Task details:
When you copy the entries, omit the images and keep every word as it is.

Record excerpts:

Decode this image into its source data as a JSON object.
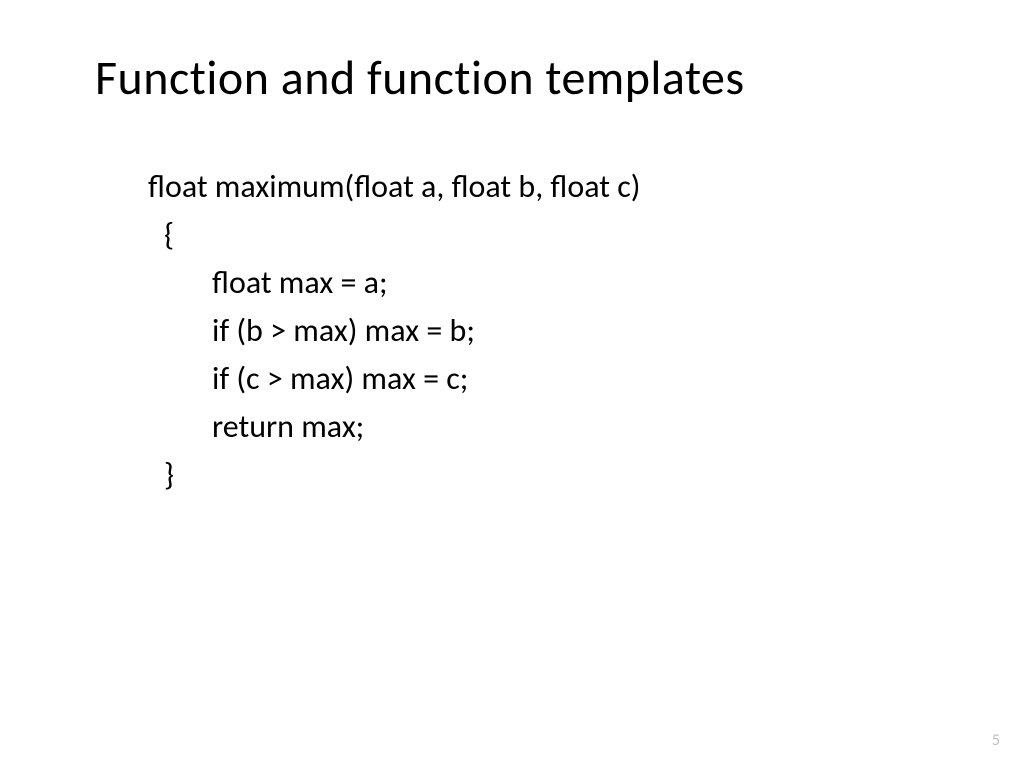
{
  "slide": {
    "title": "Function and function templates",
    "code": {
      "line1": "float maximum(float a, float b, float c)",
      "line2": "{",
      "line3": "float max = a;",
      "line4": "if (b > max) max = b;",
      "line5": "if (c > max) max = c;",
      "line6": "return max;",
      "line7": "}"
    },
    "pageNumber": "5"
  }
}
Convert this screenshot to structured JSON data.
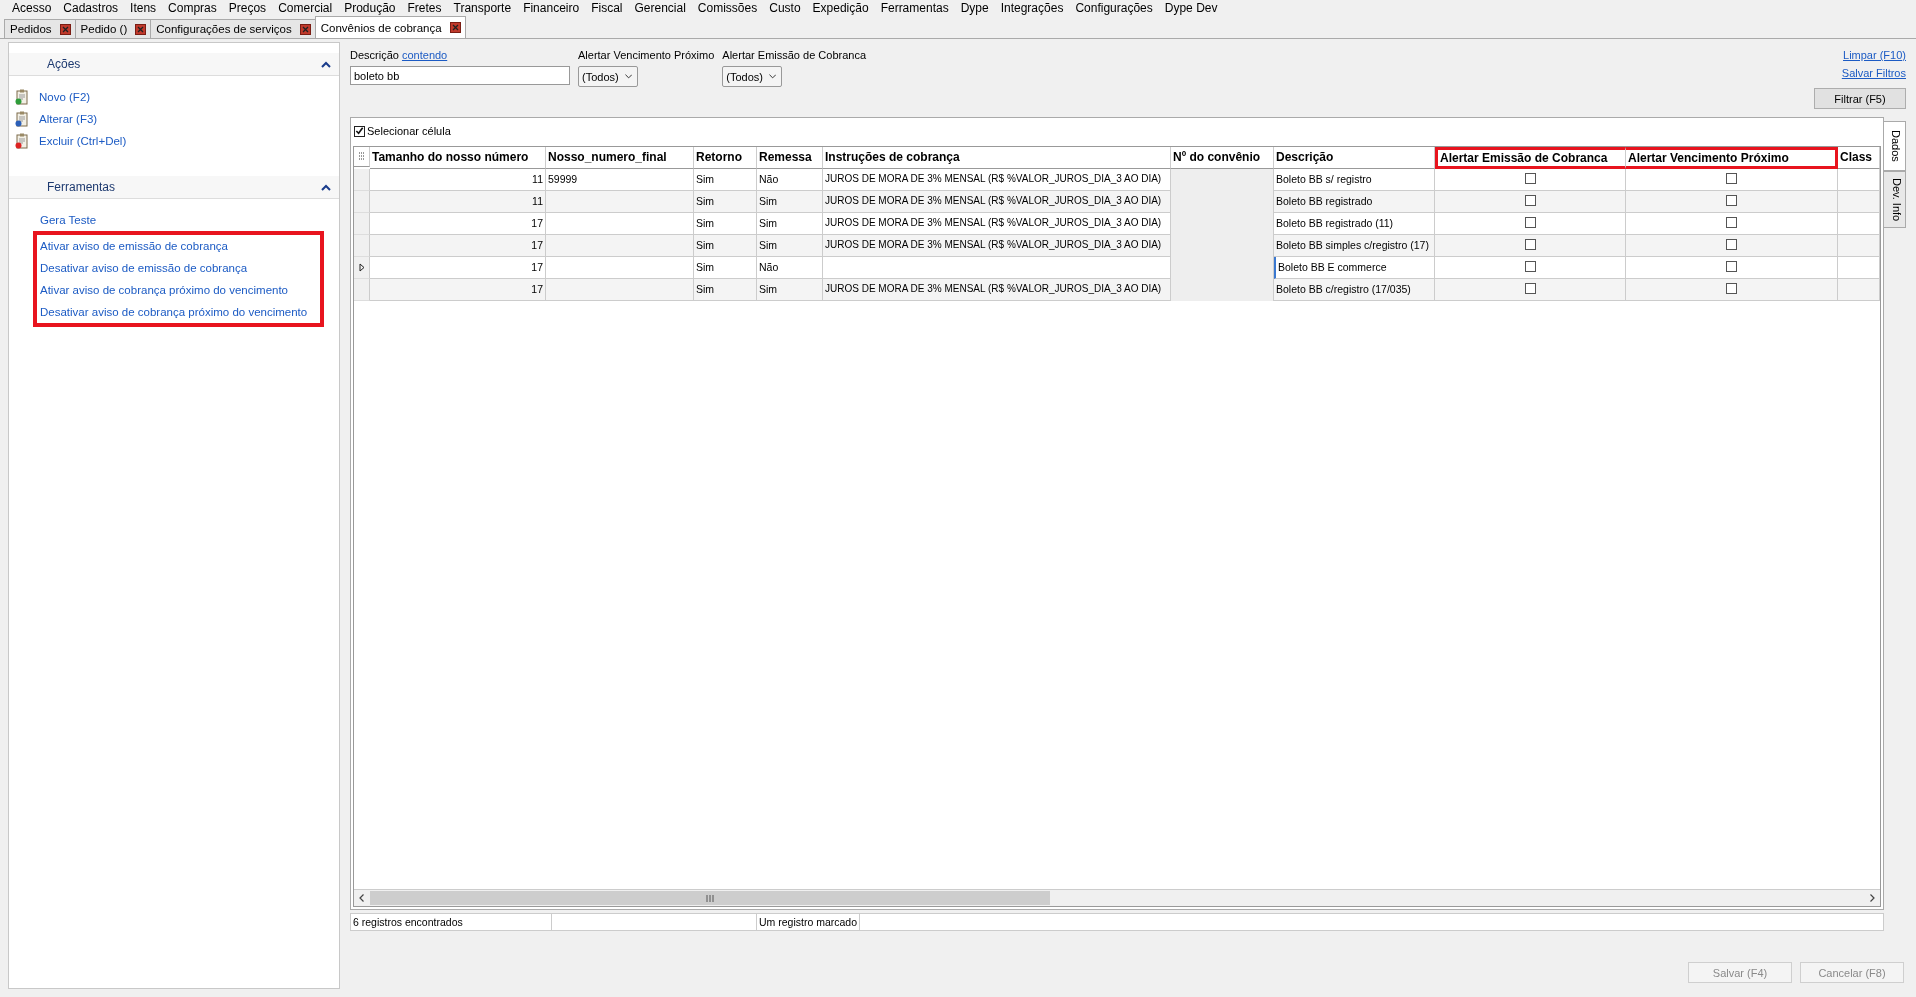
{
  "menu": [
    "Acesso",
    "Cadastros",
    "Itens",
    "Compras",
    "Preços",
    "Comercial",
    "Produção",
    "Fretes",
    "Transporte",
    "Financeiro",
    "Fiscal",
    "Gerencial",
    "Comissões",
    "Custo",
    "Expedição",
    "Ferramentas",
    "Dype",
    "Integrações",
    "Configurações",
    "Dype Dev"
  ],
  "tabs": [
    {
      "label": "Pedidos",
      "selected": false
    },
    {
      "label": "Pedido ()",
      "selected": false
    },
    {
      "label": "Configurações de serviços",
      "selected": false
    },
    {
      "label": "Convênios de cobrança",
      "selected": true
    }
  ],
  "sidebar": {
    "sections": [
      {
        "title": "Ações",
        "expanded": true,
        "items": [
          {
            "label": "Novo (F2)",
            "kind": "new"
          },
          {
            "label": "Alterar (F3)",
            "kind": "edit"
          },
          {
            "label": "Excluir (Ctrl+Del)",
            "kind": "delete"
          }
        ]
      },
      {
        "title": "Ferramentas",
        "expanded": true,
        "items": [
          {
            "label": "Gera Teste",
            "kind": "plain"
          },
          {
            "label": "Ativar aviso de emissão de cobrança",
            "kind": "highlighted"
          },
          {
            "label": "Desativar aviso de emissão de cobrança",
            "kind": "highlighted"
          },
          {
            "label": "Ativar aviso de cobrança próximo do vencimento",
            "kind": "highlighted"
          },
          {
            "label": "Desativar aviso de cobrança próximo do vencimento",
            "kind": "highlighted"
          }
        ]
      }
    ]
  },
  "filters": {
    "description_label": "Descrição",
    "description_mode": "contendo",
    "description_value": "boleto bb",
    "selects": [
      {
        "label": "Alertar Vencimento Próximo",
        "value": "(Todos)"
      },
      {
        "label": "Alertar Emissão de Cobranca",
        "value": "(Todos)"
      }
    ],
    "links": [
      "Limpar (F10)",
      "Salvar Filtros"
    ],
    "filter_button": "Filtrar (F5)"
  },
  "grid": {
    "select_cell": {
      "label": "Selecionar célula",
      "checked": true
    },
    "columns": [
      {
        "label": "Tamanho do nosso número",
        "highlighted": false
      },
      {
        "label": "Nosso_numero_final",
        "highlighted": false
      },
      {
        "label": "Retorno",
        "highlighted": false
      },
      {
        "label": "Remessa",
        "highlighted": false
      },
      {
        "label": "Instruções de cobrança",
        "highlighted": false
      },
      {
        "label": "Nº do convênio",
        "highlighted": false
      },
      {
        "label": "Descrição",
        "highlighted": false
      },
      {
        "label": "Alertar Emissão de Cobranca",
        "highlighted": true
      },
      {
        "label": "Alertar Vencimento Próximo",
        "highlighted": true
      },
      {
        "label": "Class",
        "highlighted": false
      }
    ],
    "rows": [
      {
        "current": false,
        "tamanho": "11",
        "nosso_numero_final": "59999",
        "retorno": "Sim",
        "remessa": "Não",
        "instrucoes": "JUROS DE MORA DE 3% MENSAL (R$ %VALOR_JUROS_DIA_3 AO DIA)",
        "descricao": "Boleto BB s/ registro",
        "alertar_emissao": false,
        "alertar_vencimento": false
      },
      {
        "current": false,
        "tamanho": "11",
        "retorno": "Sim",
        "remessa": "Sim",
        "instrucoes": "JUROS DE MORA DE 3% MENSAL (R$ %VALOR_JUROS_DIA_3 AO DIA)",
        "descricao": "Boleto BB registrado",
        "alertar_emissao": false,
        "alertar_vencimento": false
      },
      {
        "current": false,
        "tamanho": "17",
        "retorno": "Sim",
        "remessa": "Sim",
        "instrucoes": "JUROS DE MORA DE 3% MENSAL (R$ %VALOR_JUROS_DIA_3 AO DIA)",
        "descricao": "Boleto BB registrado (11)",
        "alertar_emissao": false,
        "alertar_vencimento": false
      },
      {
        "current": false,
        "tamanho": "17",
        "retorno": "Sim",
        "remessa": "Sim",
        "instrucoes": "JUROS DE MORA DE 3% MENSAL (R$ %VALOR_JUROS_DIA_3 AO DIA)",
        "descricao": "Boleto BB simples c/registro (17)",
        "alertar_emissao": false,
        "alertar_vencimento": false
      },
      {
        "current": true,
        "tamanho": "17",
        "retorno": "Sim",
        "remessa": "Não",
        "descricao": "Boleto BB E commerce",
        "alertar_emissao": false,
        "alertar_vencimento": false
      },
      {
        "current": false,
        "tamanho": "17",
        "retorno": "Sim",
        "remessa": "Sim",
        "instrucoes": "JUROS DE MORA DE 3% MENSAL (R$ %VALOR_JUROS_DIA_3 AO DIA)",
        "descricao": "Boleto BB c/registro (17/035)",
        "alertar_emissao": false,
        "alertar_vencimento": false
      }
    ],
    "side_tabs": [
      {
        "label": "Dados",
        "selected": true
      },
      {
        "label": "Dev. Info",
        "selected": false
      }
    ]
  },
  "status_bar": [
    "6 registros encontrados",
    "Um registro marcado"
  ],
  "buttons": [
    {
      "label": "Salvar (F4)",
      "disabled": true
    },
    {
      "label": "Cancelar (F8)",
      "disabled": true
    }
  ]
}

Solution for this exercise:
Decode this image into its source data as a JSON object.
{
  "slide": {
    "title": "Function and function templates",
    "code": {
      "line1": "float maximum(float a, float b, float c)",
      "line2": "{",
      "line3": "float max = a;",
      "line4": "if (b > max) max = b;",
      "line5": "if (c > max) max = c;",
      "line6": "return max;",
      "line7": "}"
    },
    "pageNumber": "5"
  }
}
Convert this screenshot to structured JSON data.
{
  "menu": [
    "Acesso",
    "Cadastros",
    "Itens",
    "Compras",
    "Preços",
    "Comercial",
    "Produção",
    "Fretes",
    "Transporte",
    "Financeiro",
    "Fiscal",
    "Gerencial",
    "Comissões",
    "Custo",
    "Expedição",
    "Ferramentas",
    "Dype",
    "Integrações",
    "Configurações",
    "Dype Dev"
  ],
  "tabs": [
    {
      "label": "Pedidos",
      "selected": false
    },
    {
      "label": "Pedido ()",
      "selected": false
    },
    {
      "label": "Configurações de serviços",
      "selected": false
    },
    {
      "label": "Convênios de cobrança",
      "selected": true
    }
  ],
  "sidebar": {
    "sections": [
      {
        "title": "Ações",
        "expanded": true,
        "items": [
          {
            "label": "Novo (F2)",
            "kind": "new"
          },
          {
            "label": "Alterar (F3)",
            "kind": "edit"
          },
          {
            "label": "Excluir (Ctrl+Del)",
            "kind": "delete"
          }
        ]
      },
      {
        "title": "Ferramentas",
        "expanded": true,
        "items": [
          {
            "label": "Gera Teste",
            "kind": "plain"
          },
          {
            "label": "Ativar aviso de emissão de cobrança",
            "kind": "highlighted"
          },
          {
            "label": "Desativar aviso de emissão de cobrança",
            "kind": "highlighted"
          },
          {
            "label": "Ativar aviso de cobrança próximo do vencimento",
            "kind": "highlighted"
          },
          {
            "label": "Desativar aviso de cobrança próximo do vencimento",
            "kind": "highlighted"
          }
        ]
      }
    ]
  },
  "filters": {
    "description_label": "Descrição",
    "description_mode": "contendo",
    "description_value": "boleto bb",
    "selects": [
      {
        "label": "Alertar Vencimento Próximo",
        "value": "(Todos)"
      },
      {
        "label": "Alertar Emissão de Cobranca",
        "value": "(Todos)"
      }
    ],
    "links": [
      "Limpar (F10)",
      "Salvar Filtros"
    ],
    "filter_button": "Filtrar (F5)"
  },
  "grid": {
    "select_cell": {
      "label": "Selecionar célula",
      "checked": true
    },
    "columns": [
      {
        "label": "Tamanho do nosso número",
        "highlighted": false
      },
      {
        "label": "Nosso_numero_final",
        "highlighted": false
      },
      {
        "label": "Retorno",
        "highlighted": false
      },
      {
        "label": "Remessa",
        "highlighted": false
      },
      {
        "label": "Instruções de cobrança",
        "highlighted": false
      },
      {
        "label": "Nº do convênio",
        "highlighted": false
      },
      {
        "label": "Descrição",
        "highlighted": false
      },
      {
        "label": "Alertar Emissão de Cobranca",
        "highlighted": true
      },
      {
        "label": "Alertar Vencimento Próximo",
        "highlighted": true
      },
      {
        "label": "Class",
        "highlighted": false
      }
    ],
    "rows": [
      {
        "current": false,
        "tamanho": "11",
        "nosso_numero_final": "59999",
        "retorno": "Sim",
        "remessa": "Não",
        "instrucoes": "JUROS DE MORA DE 3% MENSAL (R$ %VALOR_JUROS_DIA_3 AO DIA)",
        "descricao": "Boleto BB s/ registro",
        "alertar_emissao": false,
        "alertar_vencimento": false
      },
      {
        "current": false,
        "tamanho": "11",
        "retorno": "Sim",
        "remessa": "Sim",
        "instrucoes": "JUROS DE MORA DE 3% MENSAL (R$ %VALOR_JUROS_DIA_3 AO DIA)",
        "descricao": "Boleto BB registrado",
        "alertar_emissao": false,
        "alertar_vencimento": false
      },
      {
        "current": false,
        "tamanho": "17",
        "retorno": "Sim",
        "remessa": "Sim",
        "instrucoes": "JUROS DE MORA DE 3% MENSAL (R$ %VALOR_JUROS_DIA_3 AO DIA)",
        "descricao": "Boleto BB registrado (11)",
        "alertar_emissao": false,
        "alertar_vencimento": false
      },
      {
        "current": false,
        "tamanho": "17",
        "retorno": "Sim",
        "remessa": "Sim",
        "instrucoes": "JUROS DE MORA DE 3% MENSAL (R$ %VALOR_JUROS_DIA_3 AO DIA)",
        "descricao": "Boleto BB simples c/registro (17)",
        "alertar_emissao": false,
        "alertar_vencimento": false
      },
      {
        "current": true,
        "tamanho": "17",
        "retorno": "Sim",
        "remessa": "Não",
        "descricao": "Boleto BB E commerce",
        "alertar_emissao": false,
        "alertar_vencimento": false
      },
      {
        "current": false,
        "tamanho": "17",
        "retorno": "Sim",
        "remessa": "Sim",
        "instrucoes": "JUROS DE MORA DE 3% MENSAL (R$ %VALOR_JUROS_DIA_3 AO DIA)",
        "descricao": "Boleto BB c/registro (17/035)",
        "alertar_emissao": false,
        "alertar_vencimento": false
      }
    ],
    "side_tabs": [
      {
        "label": "Dados",
        "selected": true
      },
      {
        "label": "Dev. Info",
        "selected": false
      }
    ]
  },
  "status_bar": [
    "6 registros encontrados",
    "Um registro marcado"
  ],
  "buttons": [
    {
      "label": "Salvar (F4)",
      "disabled": true
    },
    {
      "label": "Cancelar (F8)",
      "disabled": true
    }
  ]
}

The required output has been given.